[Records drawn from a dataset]

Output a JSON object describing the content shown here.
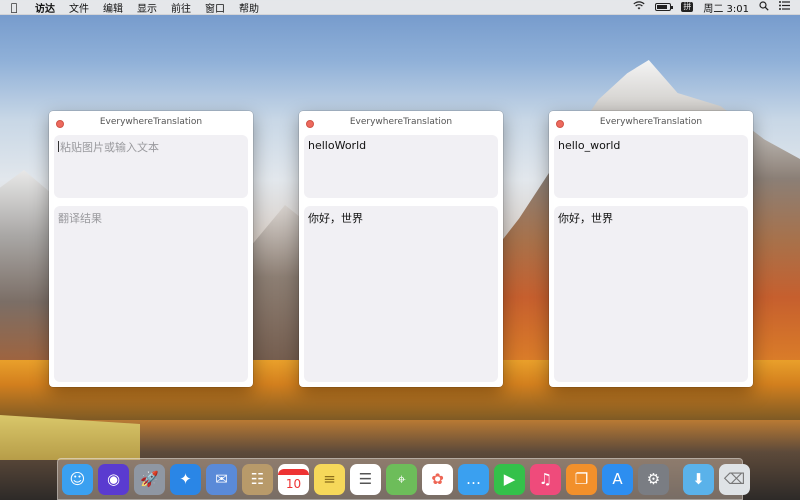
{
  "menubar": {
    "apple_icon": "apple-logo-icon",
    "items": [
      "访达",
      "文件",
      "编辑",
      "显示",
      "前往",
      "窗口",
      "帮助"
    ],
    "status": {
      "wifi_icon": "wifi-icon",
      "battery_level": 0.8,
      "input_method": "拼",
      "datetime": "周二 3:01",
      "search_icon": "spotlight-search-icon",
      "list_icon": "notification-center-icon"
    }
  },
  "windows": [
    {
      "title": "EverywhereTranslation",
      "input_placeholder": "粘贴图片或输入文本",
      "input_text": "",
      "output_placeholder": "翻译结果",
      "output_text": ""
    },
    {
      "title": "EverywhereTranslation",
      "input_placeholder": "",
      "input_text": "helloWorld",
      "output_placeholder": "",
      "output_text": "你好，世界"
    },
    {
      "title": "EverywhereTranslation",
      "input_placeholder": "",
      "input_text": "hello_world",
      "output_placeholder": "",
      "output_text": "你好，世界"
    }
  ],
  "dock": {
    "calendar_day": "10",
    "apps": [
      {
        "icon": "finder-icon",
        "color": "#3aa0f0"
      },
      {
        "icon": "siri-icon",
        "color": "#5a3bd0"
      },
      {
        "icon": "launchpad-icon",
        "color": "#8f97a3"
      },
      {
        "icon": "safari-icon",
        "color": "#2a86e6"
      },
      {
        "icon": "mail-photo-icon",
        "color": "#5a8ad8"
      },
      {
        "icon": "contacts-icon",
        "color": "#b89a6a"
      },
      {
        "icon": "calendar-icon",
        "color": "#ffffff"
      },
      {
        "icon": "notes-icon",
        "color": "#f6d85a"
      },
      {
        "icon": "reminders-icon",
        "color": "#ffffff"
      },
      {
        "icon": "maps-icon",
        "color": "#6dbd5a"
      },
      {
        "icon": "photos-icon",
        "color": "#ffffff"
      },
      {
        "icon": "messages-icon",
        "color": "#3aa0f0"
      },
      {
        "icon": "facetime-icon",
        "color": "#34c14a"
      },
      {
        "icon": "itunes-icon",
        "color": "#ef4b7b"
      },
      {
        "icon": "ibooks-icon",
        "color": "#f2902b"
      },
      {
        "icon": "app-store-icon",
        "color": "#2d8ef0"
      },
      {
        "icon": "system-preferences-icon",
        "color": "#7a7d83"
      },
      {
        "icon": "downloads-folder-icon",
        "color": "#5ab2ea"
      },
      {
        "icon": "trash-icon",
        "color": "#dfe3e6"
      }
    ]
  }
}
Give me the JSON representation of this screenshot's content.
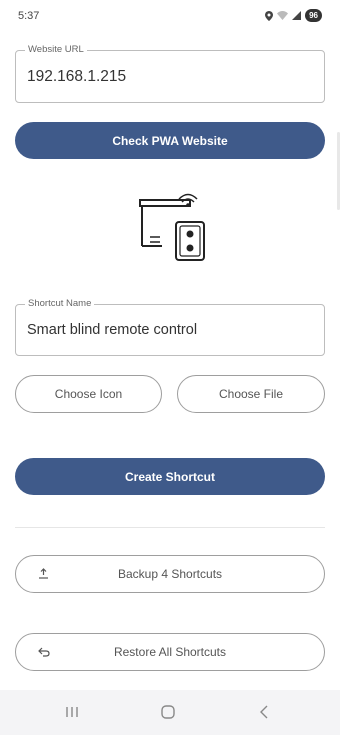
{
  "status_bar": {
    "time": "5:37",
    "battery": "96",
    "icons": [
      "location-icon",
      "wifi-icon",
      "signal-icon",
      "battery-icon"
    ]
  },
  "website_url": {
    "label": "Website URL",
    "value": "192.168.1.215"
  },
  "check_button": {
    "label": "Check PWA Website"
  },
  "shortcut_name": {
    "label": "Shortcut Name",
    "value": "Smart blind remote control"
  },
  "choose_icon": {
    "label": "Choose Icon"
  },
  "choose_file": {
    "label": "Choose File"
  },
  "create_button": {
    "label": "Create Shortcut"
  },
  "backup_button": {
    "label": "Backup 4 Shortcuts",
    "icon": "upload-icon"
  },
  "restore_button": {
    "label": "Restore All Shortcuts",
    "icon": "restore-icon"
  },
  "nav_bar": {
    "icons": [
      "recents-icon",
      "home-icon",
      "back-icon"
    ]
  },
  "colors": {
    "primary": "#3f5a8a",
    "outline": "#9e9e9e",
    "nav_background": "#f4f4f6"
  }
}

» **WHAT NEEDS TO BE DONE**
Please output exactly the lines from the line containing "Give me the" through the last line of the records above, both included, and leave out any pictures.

» **SOLUTION FOR THIS EXERCISE**
Give me the JSON representation of this screenshot's content.
{
  "status_bar": {
    "time": "5:37",
    "battery": "96",
    "icons": [
      "location-icon",
      "wifi-icon",
      "signal-icon",
      "battery-icon"
    ]
  },
  "website_url": {
    "label": "Website URL",
    "value": "192.168.1.215"
  },
  "check_button": {
    "label": "Check PWA Website"
  },
  "shortcut_name": {
    "label": "Shortcut Name",
    "value": "Smart blind remote control"
  },
  "choose_icon": {
    "label": "Choose Icon"
  },
  "choose_file": {
    "label": "Choose File"
  },
  "create_button": {
    "label": "Create Shortcut"
  },
  "backup_button": {
    "label": "Backup 4 Shortcuts",
    "icon": "upload-icon"
  },
  "restore_button": {
    "label": "Restore All Shortcuts",
    "icon": "restore-icon"
  },
  "nav_bar": {
    "icons": [
      "recents-icon",
      "home-icon",
      "back-icon"
    ]
  },
  "colors": {
    "primary": "#3f5a8a",
    "outline": "#9e9e9e",
    "nav_background": "#f4f4f6"
  }
}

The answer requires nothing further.